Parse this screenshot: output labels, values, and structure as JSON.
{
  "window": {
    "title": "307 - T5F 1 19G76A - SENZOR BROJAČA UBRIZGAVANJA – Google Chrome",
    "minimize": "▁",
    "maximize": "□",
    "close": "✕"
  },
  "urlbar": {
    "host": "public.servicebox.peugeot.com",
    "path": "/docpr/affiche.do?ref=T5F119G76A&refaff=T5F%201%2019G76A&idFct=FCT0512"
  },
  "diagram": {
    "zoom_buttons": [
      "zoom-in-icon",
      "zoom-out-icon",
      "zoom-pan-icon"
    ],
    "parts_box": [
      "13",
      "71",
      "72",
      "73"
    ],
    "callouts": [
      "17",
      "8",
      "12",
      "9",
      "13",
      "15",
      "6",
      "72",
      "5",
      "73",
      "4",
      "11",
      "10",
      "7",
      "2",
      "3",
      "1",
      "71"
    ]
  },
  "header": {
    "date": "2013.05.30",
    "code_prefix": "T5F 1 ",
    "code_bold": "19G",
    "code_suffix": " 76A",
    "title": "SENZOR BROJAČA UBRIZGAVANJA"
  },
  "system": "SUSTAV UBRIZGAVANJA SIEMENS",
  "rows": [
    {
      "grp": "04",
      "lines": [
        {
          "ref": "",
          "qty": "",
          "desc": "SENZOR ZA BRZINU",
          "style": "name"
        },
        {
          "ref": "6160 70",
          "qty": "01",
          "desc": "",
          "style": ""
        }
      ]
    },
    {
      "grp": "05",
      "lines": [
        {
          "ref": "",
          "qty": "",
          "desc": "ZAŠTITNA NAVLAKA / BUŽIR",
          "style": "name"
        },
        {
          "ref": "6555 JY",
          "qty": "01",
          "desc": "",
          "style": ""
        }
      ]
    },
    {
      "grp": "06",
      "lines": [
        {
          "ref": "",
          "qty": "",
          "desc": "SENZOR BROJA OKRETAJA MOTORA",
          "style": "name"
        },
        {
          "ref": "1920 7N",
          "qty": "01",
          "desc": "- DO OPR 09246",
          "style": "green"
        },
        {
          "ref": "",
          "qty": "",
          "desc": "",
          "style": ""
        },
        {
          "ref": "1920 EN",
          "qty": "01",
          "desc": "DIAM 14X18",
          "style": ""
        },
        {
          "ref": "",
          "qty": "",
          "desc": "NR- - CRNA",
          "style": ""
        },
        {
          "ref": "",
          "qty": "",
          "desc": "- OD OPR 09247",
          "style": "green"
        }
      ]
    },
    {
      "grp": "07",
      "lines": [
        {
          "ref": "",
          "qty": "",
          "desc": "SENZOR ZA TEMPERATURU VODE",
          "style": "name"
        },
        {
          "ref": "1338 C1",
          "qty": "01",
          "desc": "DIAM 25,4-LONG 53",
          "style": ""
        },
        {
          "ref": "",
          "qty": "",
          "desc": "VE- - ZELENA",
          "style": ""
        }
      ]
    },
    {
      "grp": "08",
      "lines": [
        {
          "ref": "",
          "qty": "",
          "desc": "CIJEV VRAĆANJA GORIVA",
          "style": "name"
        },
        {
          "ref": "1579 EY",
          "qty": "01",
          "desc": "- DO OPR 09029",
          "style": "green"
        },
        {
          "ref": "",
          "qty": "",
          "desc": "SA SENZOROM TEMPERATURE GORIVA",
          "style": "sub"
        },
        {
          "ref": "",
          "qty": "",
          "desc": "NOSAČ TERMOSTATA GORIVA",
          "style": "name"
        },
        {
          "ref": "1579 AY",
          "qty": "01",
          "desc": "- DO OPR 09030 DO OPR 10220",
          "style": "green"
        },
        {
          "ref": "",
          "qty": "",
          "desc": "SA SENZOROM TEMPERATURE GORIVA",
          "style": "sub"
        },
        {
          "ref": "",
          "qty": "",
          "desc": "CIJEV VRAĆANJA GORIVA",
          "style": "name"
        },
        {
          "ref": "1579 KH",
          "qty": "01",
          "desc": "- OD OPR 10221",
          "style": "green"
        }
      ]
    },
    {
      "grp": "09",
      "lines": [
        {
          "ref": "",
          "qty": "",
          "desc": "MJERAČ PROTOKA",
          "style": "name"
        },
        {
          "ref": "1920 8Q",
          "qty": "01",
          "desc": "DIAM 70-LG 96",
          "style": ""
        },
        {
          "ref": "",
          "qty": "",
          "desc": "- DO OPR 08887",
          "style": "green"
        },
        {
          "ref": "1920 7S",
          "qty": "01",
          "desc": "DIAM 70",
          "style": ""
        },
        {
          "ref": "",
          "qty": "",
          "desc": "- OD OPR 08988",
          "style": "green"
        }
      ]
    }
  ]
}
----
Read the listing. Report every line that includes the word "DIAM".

▸ **Answer for the task**:
          "desc": "DIAM 14X18",
          "desc": "DIAM 25,4-LONG 53",
          "desc": "DIAM 70-LG 96",
          "desc": "DIAM 70",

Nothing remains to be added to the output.